Offensive players not on two-deep to make trip: QB Micah Wilson, WR Keyon Dilosa, QB Jack Lowary, RB Nate Strong, OL AJ Harris, TE Tyler Hanneke
Def players players not on two-deep to make trip: CB Anthony Hines, CB TJ Warren, WR Justin Smith, S Brock Bondurant, DE Josh Moore, LB Tanner Hull, LB Eric Beisel, LB Franklin Agbasimere, LB Jacob Trump, DT Markell Utsey
Veteran scholarship players not on trip: S Tavon Ross, LB Grant Jones, WR DeSean Blair, CB Finis Stribling, LB Roderick Winters, OL Tanner Owen, WR Richaud Floyd, DE Nate Howard
But in the weirdest of ways, while it was hard to watch Mizzou take this beating, you still got a sense that this team has a higher ceiling than last year’s five-win squad. "It just feels different than last year’s losses, as far as knowing we left plays on the field," sophomore quarterback Drew Lock said.
The Line: By far the biggest question mark entering the season, given that only one player on it (Alec Abeln) had ever started a collegiate game, Missouri’s line held its own against the Mountaineers. It kept a solid pocket for Lock most of the day, only allowing one sack on a blitz by strongside linebacker Justin Arndt. The Tigers averaged a respectable 3.8 yards per carry and, while the quarterbacks (76 yards on 16 carries) had more success than the tailbacks (104 yards on 31 carries),
Senior Josh Augusta said the package is called "Bone" and offered, at best, a PG-13 reason for the name. West Virginia only knows it was effective. Early in the fourth quarter, with Missouri facing fourth and 1 at the West Virginia 36-yard line, Augusta trotted onto the field and took a handoff, diving forward for a yard and a first down.
The Mountaineers (1-0) piled up 494 yards of offense against a Missouri defense that was expected to be the team’s strength. It marked the first time Missouri (0-1) surrendered more than 450 yards since its 2014 Southeastern Conference Championship loss to Alabama. A year ago, when Odom was MU’s defensive coordinator, the Tigers limited 11 of 12 opponents to fewer than 370 yards.
That was the day’s biggest surprise. A West Virginia offensive line missing its left guard and left tackle manhandled the Tigers along the line of scrimmage. Odom’s team came here as 10-point underdogs but counted on its sturdy defense to keep things competitive while an offense in training wheels took time to develop. Instead, the Tigers let West Virginia seize control of the trenches. WVU’s 494 yards of offense were the most against MU’s defense since the 2014 SEC championship game loss to Alabama.

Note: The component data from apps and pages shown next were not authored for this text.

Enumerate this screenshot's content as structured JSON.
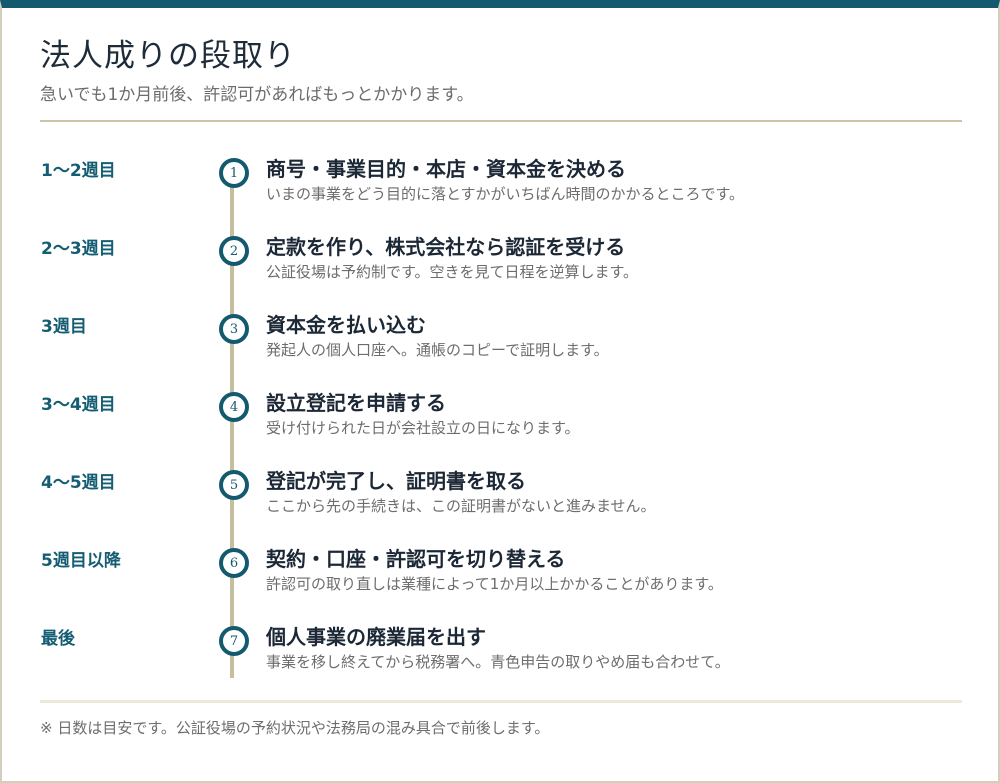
{
  "header": {
    "title": "法人成りの段取り",
    "subtitle": "急いでも1か月前後、許認可があればもっとかかります。"
  },
  "steps": [
    {
      "week": "1〜2週目",
      "marker": "1",
      "title": "商号・事業目的・本店・資本金を決める",
      "desc": "いまの事業をどう目的に落とすかがいちばん時間のかかるところです。"
    },
    {
      "week": "2〜3週目",
      "marker": "2",
      "title": "定款を作り、株式会社なら認証を受ける",
      "desc": "公証役場は予約制です。空きを見て日程を逆算します。"
    },
    {
      "week": "3週目",
      "marker": "3",
      "title": "資本金を払い込む",
      "desc": "発起人の個人口座へ。通帳のコピーで証明します。"
    },
    {
      "week": "3〜4週目",
      "marker": "4",
      "title": "設立登記を申請する",
      "desc": "受け付けられた日が会社設立の日になります。"
    },
    {
      "week": "4〜5週目",
      "marker": "5",
      "title": "登記が完了し、証明書を取る",
      "desc": "ここから先の手続きは、この証明書がないと進みません。"
    },
    {
      "week": "5週目以降",
      "marker": "6",
      "title": "契約・口座・許認可を切り替える",
      "desc": "許認可の取り直しは業種によって1か月以上かかることがあります。"
    },
    {
      "week": "最後",
      "marker": "7",
      "title": "個人事業の廃業届を出す",
      "desc": "事業を移し終えてから税務署へ。青色申告の取りやめ届も合わせて。"
    }
  ],
  "footer": {
    "note": "※ 日数は目安です。公証役場の予約状況や法務局の混み具合で前後します。"
  },
  "colors": {
    "accent": "#145a6f",
    "rail": "#c6bf9f",
    "rule": "#cbc4a6"
  }
}
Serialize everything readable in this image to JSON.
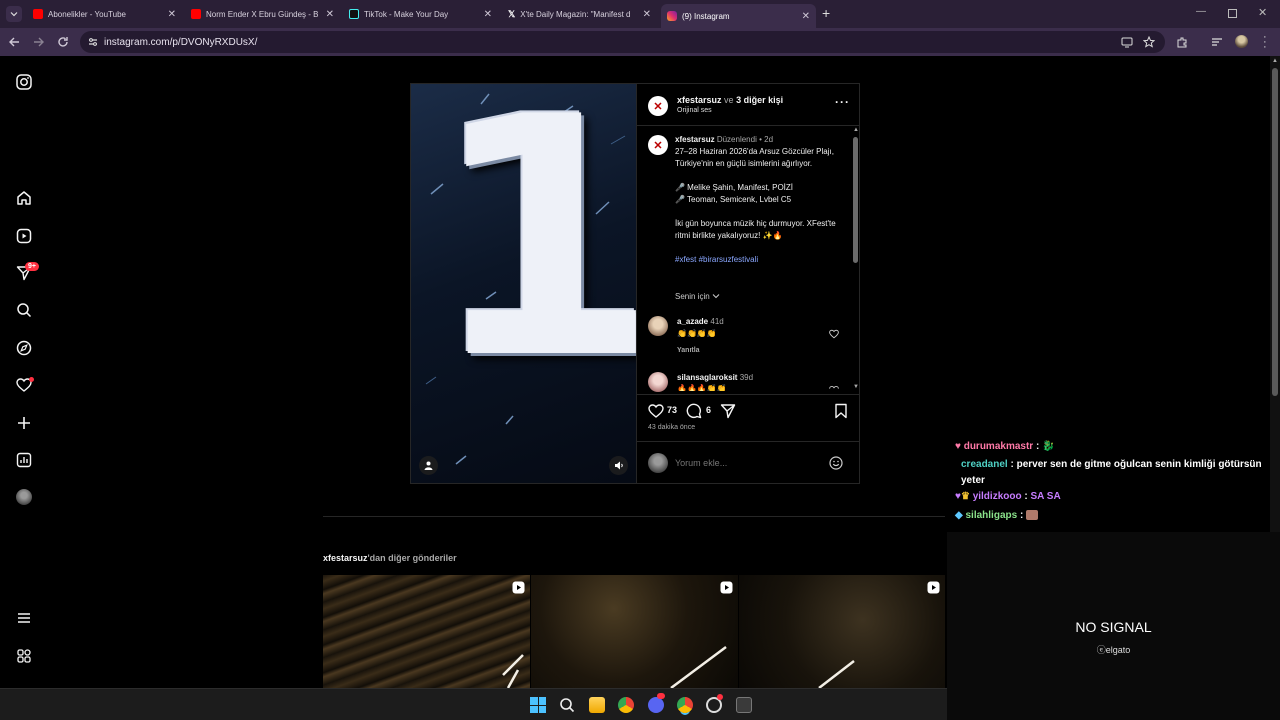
{
  "browser": {
    "tabs": [
      {
        "title": "Abonelikler - YouTube",
        "icon": "youtube-icon",
        "color": "#ff0000"
      },
      {
        "title": "Norm Ender X Ebru Gündeş - B",
        "icon": "youtube-icon",
        "color": "#ff0000"
      },
      {
        "title": "TikTok - Make Your Day",
        "icon": "tiktok-icon",
        "color": "#111111"
      },
      {
        "title": "X'te Daily Magazin: \"Manifest d",
        "icon": "x-icon",
        "color": "#000000"
      },
      {
        "title": "(9) Instagram",
        "icon": "instagram-icon",
        "color": "#e1306c"
      }
    ],
    "url": "instagram.com/p/DVONyRXDUsX/"
  },
  "sidebar": {
    "badge": "9+",
    "items": [
      "instagram-logo",
      "home",
      "reels",
      "messages",
      "search",
      "explore",
      "notifications",
      "create",
      "dashboard",
      "profile",
      "more",
      "also-from-meta"
    ]
  },
  "post": {
    "author": "xfestarsuz",
    "coauthors_connector": "ve",
    "coauthors": "3 diğer kişi",
    "audio": "Orijinal ses",
    "media_number": "1",
    "caption": {
      "username": "xfestarsuz",
      "edited": "Düzenlendi",
      "time": "2d",
      "line1": "27–28 Haziran 2026'da Arsuz Gözcüler Plajı, Türkiye'nin en güçlü isimlerini ağırlıyor.",
      "line2": "🎤 Melike Şahin, Manifest, POİZİ",
      "line3": "🎤 Teoman, Semicenk, Lvbel C5",
      "line4": "İki gün boyunca müzik hiç durmuyor. XFest'te ritmi birlikte yakalıyoruz! ✨🔥",
      "hashtags": "#xfest #birarsuzfestivali"
    },
    "for_you": "Senin için",
    "comments": [
      {
        "username": "a_azade",
        "time": "41d",
        "text": "👏👏👏👏",
        "reply": "Yanıtla"
      },
      {
        "username": "silansaglaroksit",
        "time": "39d",
        "text": "🔥🔥🔥👏👏"
      }
    ],
    "likes": "73",
    "comment_count": "6",
    "timestamp": "43 dakika önce",
    "comment_placeholder": "Yorum ekle..."
  },
  "more_posts": {
    "author": "xfestarsuz",
    "label": "'dan diğer gönderiler"
  },
  "chat": [
    {
      "user": "durumakmastr",
      "user_color": "#ff7aa8",
      "message": ""
    },
    {
      "user": "creadanel",
      "user_color": "#4fd1c5",
      "message": "perver sen de gitme oğulcan senin kimliği götürsün yeter"
    },
    {
      "user": "yildizkooo",
      "user_color": "#c77dff",
      "message": "SA  SA"
    },
    {
      "user": "silahligaps",
      "user_color": "#8be38b",
      "message": ""
    }
  ],
  "overlay": {
    "status": "NO SIGNAL",
    "brand": "elgato"
  },
  "colors": {
    "tab_bar": "#2a1f36",
    "address_bar": "#3b2d4b",
    "link": "#8aa7ff",
    "notification": "#ff3040"
  }
}
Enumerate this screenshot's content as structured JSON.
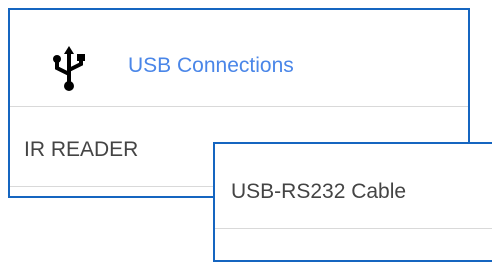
{
  "menu": {
    "usb_connections_label": "USB Connections",
    "ir_reader_label": "IR READER",
    "usb_icon": "usb-icon",
    "accent_color": "#4a86e8",
    "border_color": "#1565c0"
  },
  "popup": {
    "items": [
      {
        "label": "USB-RS232 Cable"
      }
    ]
  }
}
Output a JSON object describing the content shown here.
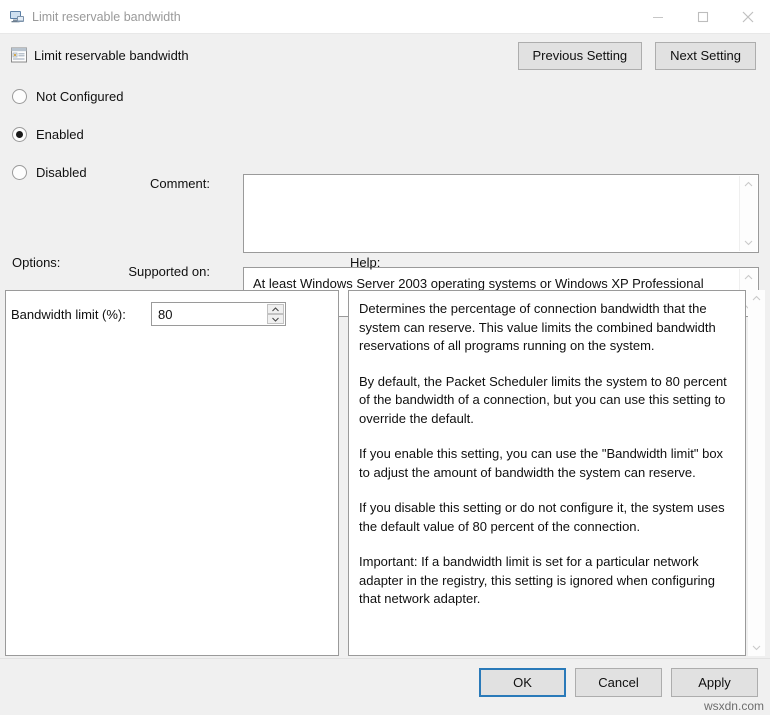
{
  "window": {
    "title": "Limit reservable bandwidth",
    "icon": "computer-icon",
    "minimize_label": "–",
    "maximize_label": "□",
    "close_label": "✕"
  },
  "header": {
    "icon": "policy-setting-icon",
    "title": "Limit reservable bandwidth",
    "previous_setting_label": "Previous Setting",
    "next_setting_label": "Next Setting"
  },
  "state": {
    "options": [
      {
        "label": "Not Configured",
        "selected": false
      },
      {
        "label": "Enabled",
        "selected": true
      },
      {
        "label": "Disabled",
        "selected": false
      }
    ]
  },
  "comment": {
    "label": "Comment:",
    "value": ""
  },
  "supported_on": {
    "label": "Supported on:",
    "value": "At least Windows Server 2003 operating systems or Windows XP Professional"
  },
  "options_panel": {
    "label": "Options:",
    "bandwidth_limit_label": "Bandwidth limit (%):",
    "bandwidth_limit_value": "80"
  },
  "help_panel": {
    "label": "Help:",
    "paragraphs": [
      "Determines the percentage of connection bandwidth that the system can reserve. This value limits the combined bandwidth reservations of all programs running on the system.",
      "By default, the Packet Scheduler limits the system to 80 percent of the bandwidth of a connection, but you can use this setting to override the default.",
      "If you enable this setting, you can use the \"Bandwidth limit\" box to adjust the amount of bandwidth the system can reserve.",
      "If you disable this setting or do not configure it, the system uses the default value of 80 percent of the connection.",
      "Important: If a bandwidth limit is set for a particular network adapter in the registry, this setting is ignored when configuring that network adapter."
    ]
  },
  "footer": {
    "ok_label": "OK",
    "cancel_label": "Cancel",
    "apply_label": "Apply"
  },
  "watermark": {
    "text": "wsxdn.com"
  },
  "colors": {
    "dialog_bg": "#f0f0f0",
    "button_face": "#e1e1e1",
    "button_border": "#adadad",
    "focus_blue": "#2a7ab9",
    "field_border": "#9a9a9a",
    "title_text": "#9a9a9a"
  }
}
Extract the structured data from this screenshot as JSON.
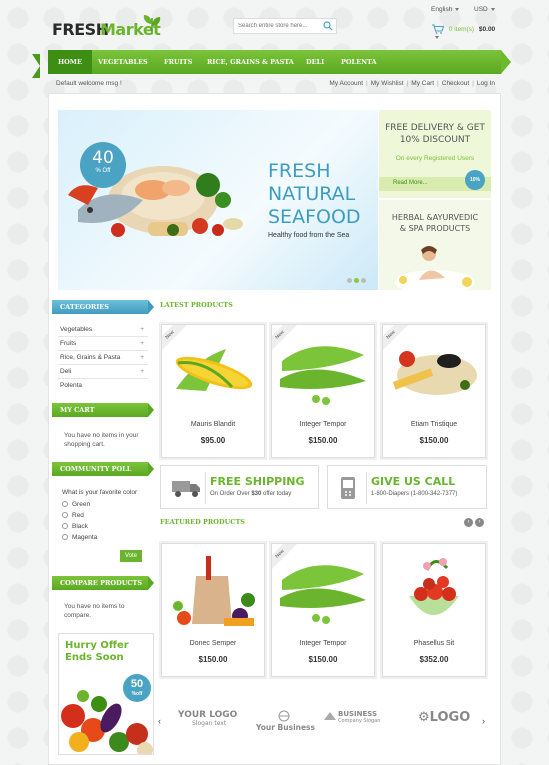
{
  "logo": {
    "word1": "FRESH",
    "word2": "Market"
  },
  "search": {
    "placeholder": "Search entire store here..."
  },
  "header": {
    "language": "English",
    "currency": "USD",
    "cart_items": "0 item(s)",
    "cart_total": "$0.00"
  },
  "nav": {
    "items": [
      "HOME",
      "VEGETABLES",
      "FRUITS",
      "RICE, GRAINS & PASTA",
      "DELI",
      "POLENTA"
    ]
  },
  "toplinks": {
    "welcome": "Default welcome msg !",
    "links": [
      "My Account",
      "My Wishlist",
      "My Cart",
      "Checkout",
      "Log In"
    ]
  },
  "hero": {
    "badge_num": "40",
    "badge_label": "% Off",
    "headline": [
      "FRESH",
      "NATURAL",
      "SEAFOOD"
    ],
    "subline": "Healthy food from the Sea"
  },
  "side_banner_1": {
    "title": [
      "FREE DELIVERY & GET",
      "10% DISCOUNT"
    ],
    "subtitle": "On every Registered Users",
    "more": "Read More...",
    "badge": "10%"
  },
  "side_banner_2": {
    "title": [
      "HERBAL &AYURVEDIC",
      "& SPA PRODUCTS"
    ]
  },
  "sidebar": {
    "categories_title": "CATEGORIES",
    "categories": [
      "Vegetables",
      "Fruits",
      "Rice, Grains & Pasta",
      "Deli",
      "Polenta"
    ],
    "cart_title": "MY CART",
    "cart_text": [
      "You have no items in your",
      "shopping cart."
    ],
    "poll_title": "COMMUNITY POLL",
    "poll_question": "What is your favorite color",
    "poll_options": [
      "Green",
      "Red",
      "Black",
      "Magenta"
    ],
    "vote": "Vote",
    "compare_title": "COMPARE PRODUCTS",
    "compare_text": [
      "You have no items to",
      "compare."
    ],
    "offer": [
      "Hurry Offer",
      "Ends Soon"
    ],
    "offer_badge": "50",
    "offer_badge_sub": "%off"
  },
  "latest": {
    "title": "LATEST PRODUCTS",
    "new_label": "New",
    "products": [
      {
        "name": "Mauris Blandit",
        "price": "$95.00"
      },
      {
        "name": "Integer Tempor",
        "price": "$150.00"
      },
      {
        "name": "Etiam Tristique",
        "price": "$150.00"
      }
    ]
  },
  "promos": {
    "shipping_title": "FREE SHIPPING",
    "shipping_pre": "On Order Over ",
    "shipping_amt": "$30",
    "shipping_post": " offer today",
    "call_title": "GIVE US CALL",
    "call_text": "1-800-Diapers (1-800-342-7377)"
  },
  "featured": {
    "title": "FEATURED PRODUCTS",
    "new_label": "New",
    "products": [
      {
        "name": "Donec Semper",
        "price": "$150.00"
      },
      {
        "name": "Integer Tempor",
        "price": "$150.00"
      },
      {
        "name": "Phasellus Sit",
        "price": "$352.00"
      }
    ]
  },
  "brands": {
    "b1": "YOUR LOGO",
    "b1_sub": "Slogan text",
    "b2": "Your Business",
    "b3": "BUSINESS",
    "b3_sub": "Company Slogan",
    "b4": "LOGO"
  },
  "colors": {
    "green": "#6bb52e",
    "dark_green": "#3f8e14",
    "blue": "#4aa3c3"
  }
}
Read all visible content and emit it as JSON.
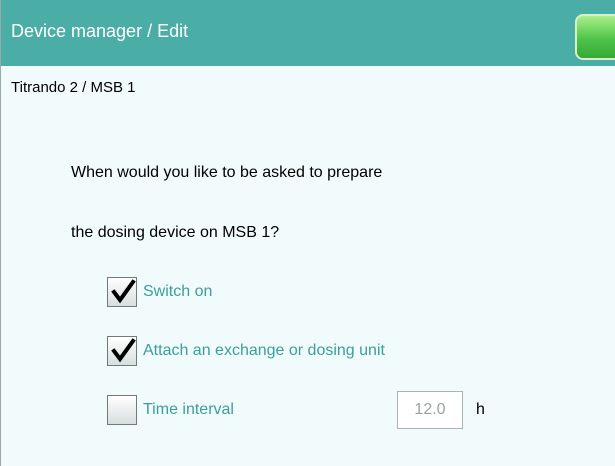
{
  "window": {
    "title": "Device manager / Edit"
  },
  "header": {
    "subtitle": "Titrando 2 / MSB 1"
  },
  "main": {
    "question_line1": "When would you like to be asked to prepare",
    "question_line2": "the dosing device on MSB 1?",
    "options": [
      {
        "label": "Switch on",
        "checked": true
      },
      {
        "label": "Attach an exchange or dosing unit",
        "checked": true
      },
      {
        "label": "Time interval",
        "checked": false
      }
    ],
    "time_interval": {
      "value": "12.0",
      "unit": "h"
    }
  },
  "colors": {
    "titlebar": "#4aada6",
    "accent_text": "#3a9f9a",
    "background": "#f2fbfb"
  },
  "icons": {
    "ok_button": "green-confirm-button",
    "check": "checkmark-icon"
  }
}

The Tigers run defense had a concerning effort: Missouri’s run defense was 14th in S&P+ last season. Allowing 240+ yards on the ground is not the way you want to start the ensuing campaign,